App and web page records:
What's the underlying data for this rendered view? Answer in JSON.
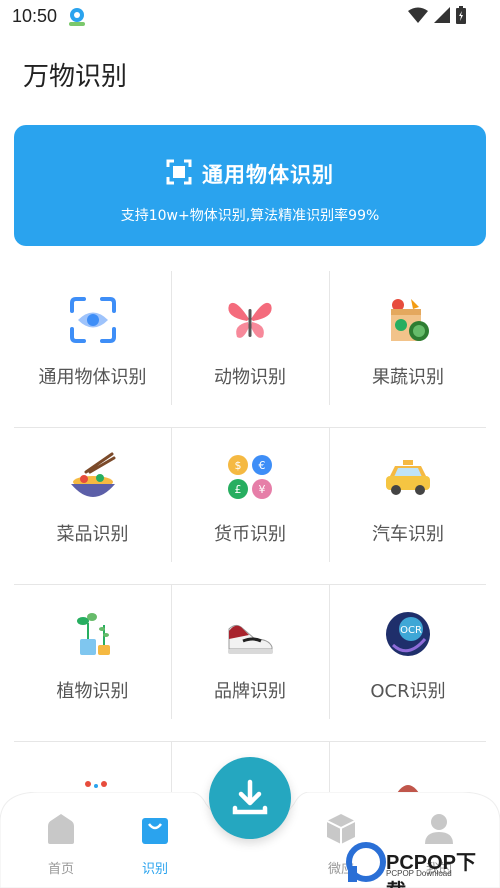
{
  "status_bar": {
    "time": "10:50"
  },
  "page": {
    "title": "万物识别"
  },
  "hero": {
    "title": "通用物体识别",
    "subtitle": "支持10w+物体识别,算法精准识别率99%",
    "color": "#2aa3ee"
  },
  "grid": {
    "rows": [
      [
        {
          "label": "通用物体识别",
          "icon": "eye-scan-icon"
        },
        {
          "label": "动物识别",
          "icon": "butterfly-icon"
        },
        {
          "label": "果蔬识别",
          "icon": "grocery-bag-icon"
        }
      ],
      [
        {
          "label": "菜品识别",
          "icon": "noodle-bowl-icon"
        },
        {
          "label": "货币识别",
          "icon": "coins-icon"
        },
        {
          "label": "汽车识别",
          "icon": "taxi-icon"
        }
      ],
      [
        {
          "label": "植物识别",
          "icon": "potted-plant-icon"
        },
        {
          "label": "品牌识别",
          "icon": "sneaker-icon"
        },
        {
          "label": "OCR识别",
          "icon": "ocr-icon"
        }
      ]
    ]
  },
  "tabbar": {
    "tabs": [
      {
        "label": "首页",
        "icon": "home-icon",
        "active": false
      },
      {
        "label": "识别",
        "icon": "shopping-bag-icon",
        "active": true
      },
      {
        "label": "微应",
        "icon": "cube-icon",
        "active": false
      },
      {
        "label": "我的",
        "icon": "person-icon",
        "active": false
      }
    ],
    "fab_icon": "download-icon"
  },
  "watermark": {
    "text": "PCPOP下载",
    "sub": "PCPOP Download"
  }
}
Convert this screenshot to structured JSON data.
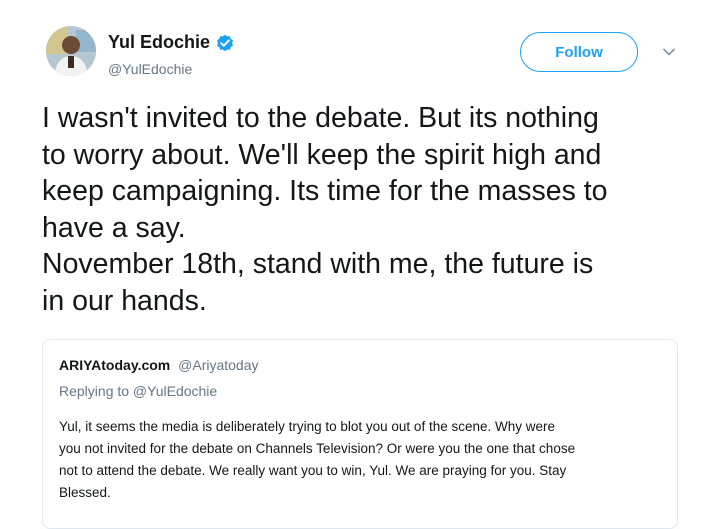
{
  "author": {
    "display_name": "Yul Edochie",
    "handle": "@YulEdochie",
    "verified": true
  },
  "actions": {
    "follow_label": "Follow"
  },
  "tweet": {
    "lines": [
      "I wasn't invited to the debate. But its nothing",
      "to worry about. We'll keep the spirit high and",
      "keep campaigning. Its time for the masses to",
      "have a say.",
      "November 18th, stand with me, the future is",
      "in our hands."
    ]
  },
  "quoted_tweet": {
    "display_name": "ARIYAtoday.com",
    "handle": "@Ariyatoday",
    "replying_to": "Replying to @YulEdochie",
    "lines": [
      "Yul, it seems the media is deliberately trying to blot you out of the scene. Why were",
      "you not invited for the debate on Channels Television? Or were you the one that chose",
      "not to attend the debate. We really want you to win, Yul. We are praying for you. Stay",
      "Blessed."
    ]
  },
  "colors": {
    "accent": "#1da1f2",
    "text": "#14171a",
    "secondary_text": "#657786",
    "border": "#e1e8ed"
  },
  "icons": {
    "verified": "verified-badge-icon",
    "menu": "chevron-down-icon"
  }
}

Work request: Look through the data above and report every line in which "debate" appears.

Problem solution:
      "I wasn't invited to the debate. But its nothing",
      "you not invited for the debate on Channels Television? Or were you the one that chose",
      "not to attend the debate. We really want you to win, Yul. We are praying for you. Stay",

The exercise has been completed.